Restate the full listing word for word; images stay out of it.

- - -

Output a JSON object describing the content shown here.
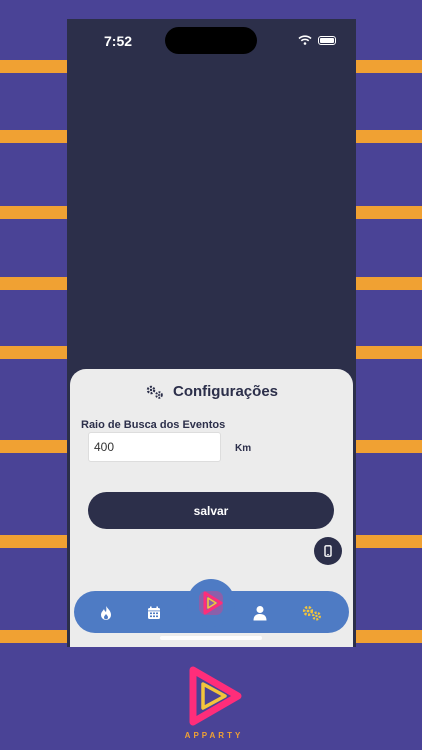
{
  "status_bar": {
    "time": "7:52"
  },
  "settings": {
    "title": "Configurações",
    "field_label": "Raio de Busca dos Eventos",
    "radius_value": "400",
    "unit": "Km",
    "save_label": "salvar"
  },
  "nav": {
    "items": [
      "fire-icon",
      "calendar-icon",
      "play-icon",
      "user-icon",
      "gears-icon"
    ]
  },
  "brand": {
    "name": "APPARTY"
  },
  "colors": {
    "background": "#4a4396",
    "stripe": "#f0a133",
    "app_dark": "#2c2f4a",
    "sheet": "#ececec",
    "nav": "#4e7bc4",
    "accent_pink": "#ff2d7a",
    "accent_yellow": "#f3c53b"
  }
}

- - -

### Output
Output a JSON object describing the content shown here.
{
  "status_bar": {
    "time": "7:52"
  },
  "settings": {
    "title": "Configurações",
    "field_label": "Raio de Busca dos Eventos",
    "radius_value": "400",
    "unit": "Km",
    "save_label": "salvar"
  },
  "nav": {
    "items": [
      "fire-icon",
      "calendar-icon",
      "play-icon",
      "user-icon",
      "gears-icon"
    ]
  },
  "brand": {
    "name": "APPARTY"
  },
  "colors": {
    "background": "#4a4396",
    "stripe": "#f0a133",
    "app_dark": "#2c2f4a",
    "sheet": "#ececec",
    "nav": "#4e7bc4",
    "accent_pink": "#ff2d7a",
    "accent_yellow": "#f3c53b"
  }
}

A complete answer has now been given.